Dataset rows for apps and sites:
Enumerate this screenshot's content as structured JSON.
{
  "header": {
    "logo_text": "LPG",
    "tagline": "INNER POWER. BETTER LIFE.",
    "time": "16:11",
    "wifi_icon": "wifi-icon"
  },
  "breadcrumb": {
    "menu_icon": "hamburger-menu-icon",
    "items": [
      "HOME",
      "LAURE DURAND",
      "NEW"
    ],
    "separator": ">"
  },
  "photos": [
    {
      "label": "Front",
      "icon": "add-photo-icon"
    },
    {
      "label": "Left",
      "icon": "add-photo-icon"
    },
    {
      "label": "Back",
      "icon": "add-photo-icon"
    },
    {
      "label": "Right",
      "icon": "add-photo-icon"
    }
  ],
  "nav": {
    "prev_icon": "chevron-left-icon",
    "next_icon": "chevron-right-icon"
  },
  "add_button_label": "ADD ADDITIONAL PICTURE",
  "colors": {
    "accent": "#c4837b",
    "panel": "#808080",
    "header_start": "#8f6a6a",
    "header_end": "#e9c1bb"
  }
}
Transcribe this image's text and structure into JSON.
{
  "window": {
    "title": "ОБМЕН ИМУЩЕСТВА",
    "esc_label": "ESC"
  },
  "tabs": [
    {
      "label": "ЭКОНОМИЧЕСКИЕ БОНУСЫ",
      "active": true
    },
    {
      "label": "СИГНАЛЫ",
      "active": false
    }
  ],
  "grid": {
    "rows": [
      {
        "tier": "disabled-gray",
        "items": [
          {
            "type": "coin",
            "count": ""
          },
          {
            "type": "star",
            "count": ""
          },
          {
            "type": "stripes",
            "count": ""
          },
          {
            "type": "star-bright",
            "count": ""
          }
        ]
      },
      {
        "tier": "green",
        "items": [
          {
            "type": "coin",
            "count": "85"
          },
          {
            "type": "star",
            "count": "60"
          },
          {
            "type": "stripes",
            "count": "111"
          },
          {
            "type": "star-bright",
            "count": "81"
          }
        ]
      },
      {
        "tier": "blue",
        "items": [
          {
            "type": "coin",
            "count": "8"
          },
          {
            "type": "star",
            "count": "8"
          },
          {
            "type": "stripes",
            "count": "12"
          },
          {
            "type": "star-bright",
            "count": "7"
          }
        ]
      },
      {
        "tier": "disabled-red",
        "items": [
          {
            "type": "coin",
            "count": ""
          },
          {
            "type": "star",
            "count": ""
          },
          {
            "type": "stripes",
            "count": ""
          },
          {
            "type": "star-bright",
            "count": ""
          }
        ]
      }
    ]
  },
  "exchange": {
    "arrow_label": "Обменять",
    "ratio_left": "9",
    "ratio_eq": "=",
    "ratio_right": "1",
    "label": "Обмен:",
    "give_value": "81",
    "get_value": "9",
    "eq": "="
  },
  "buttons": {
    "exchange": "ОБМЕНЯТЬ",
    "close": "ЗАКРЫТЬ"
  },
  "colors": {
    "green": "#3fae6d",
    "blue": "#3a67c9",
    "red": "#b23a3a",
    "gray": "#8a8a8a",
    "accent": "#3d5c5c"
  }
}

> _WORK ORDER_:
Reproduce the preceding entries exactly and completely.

> _EXERCISE RESPONSE_:
Enumerate this screenshot's content as structured JSON.
{
  "header": {
    "logo_text": "LPG",
    "tagline": "INNER POWER. BETTER LIFE.",
    "time": "16:11",
    "wifi_icon": "wifi-icon"
  },
  "breadcrumb": {
    "menu_icon": "hamburger-menu-icon",
    "items": [
      "HOME",
      "LAURE DURAND",
      "NEW"
    ],
    "separator": ">"
  },
  "photos": [
    {
      "label": "Front",
      "icon": "add-photo-icon"
    },
    {
      "label": "Left",
      "icon": "add-photo-icon"
    },
    {
      "label": "Back",
      "icon": "add-photo-icon"
    },
    {
      "label": "Right",
      "icon": "add-photo-icon"
    }
  ],
  "nav": {
    "prev_icon": "chevron-left-icon",
    "next_icon": "chevron-right-icon"
  },
  "add_button_label": "ADD ADDITIONAL PICTURE",
  "colors": {
    "accent": "#c4837b",
    "panel": "#808080",
    "header_start": "#8f6a6a",
    "header_end": "#e9c1bb"
  }
}
Transcribe this image's text and structure into JSON.
{
  "window": {
    "title": "ОБМЕН ИМУЩЕСТВА",
    "esc_label": "ESC"
  },
  "tabs": [
    {
      "label": "ЭКОНОМИЧЕСКИЕ БОНУСЫ",
      "active": true
    },
    {
      "label": "СИГНАЛЫ",
      "active": false
    }
  ],
  "grid": {
    "rows": [
      {
        "tier": "disabled-gray",
        "items": [
          {
            "type": "coin",
            "count": ""
          },
          {
            "type": "star",
            "count": ""
          },
          {
            "type": "stripes",
            "count": ""
          },
          {
            "type": "star-bright",
            "count": ""
          }
        ]
      },
      {
        "tier": "green",
        "items": [
          {
            "type": "coin",
            "count": "85"
          },
          {
            "type": "star",
            "count": "60"
          },
          {
            "type": "stripes",
            "count": "111"
          },
          {
            "type": "star-bright",
            "count": "81"
          }
        ]
      },
      {
        "tier": "blue",
        "items": [
          {
            "type": "coin",
            "count": "8"
          },
          {
            "type": "star",
            "count": "8"
          },
          {
            "type": "stripes",
            "count": "12"
          },
          {
            "type": "star-bright",
            "count": "7"
          }
        ]
      },
      {
        "tier": "disabled-red",
        "items": [
          {
            "type": "coin",
            "count": ""
          },
          {
            "type": "star",
            "count": ""
          },
          {
            "type": "stripes",
            "count": ""
          },
          {
            "type": "star-bright",
            "count": ""
          }
        ]
      }
    ]
  },
  "exchange": {
    "arrow_label": "Обменять",
    "ratio_left": "9",
    "ratio_eq": "=",
    "ratio_right": "1",
    "label": "Обмен:",
    "give_value": "81",
    "get_value": "9",
    "eq": "="
  },
  "buttons": {
    "exchange": "ОБМЕНЯТЬ",
    "close": "ЗАКРЫТЬ"
  },
  "colors": {
    "green": "#3fae6d",
    "blue": "#3a67c9",
    "red": "#b23a3a",
    "gray": "#8a8a8a",
    "accent": "#3d5c5c"
  }
}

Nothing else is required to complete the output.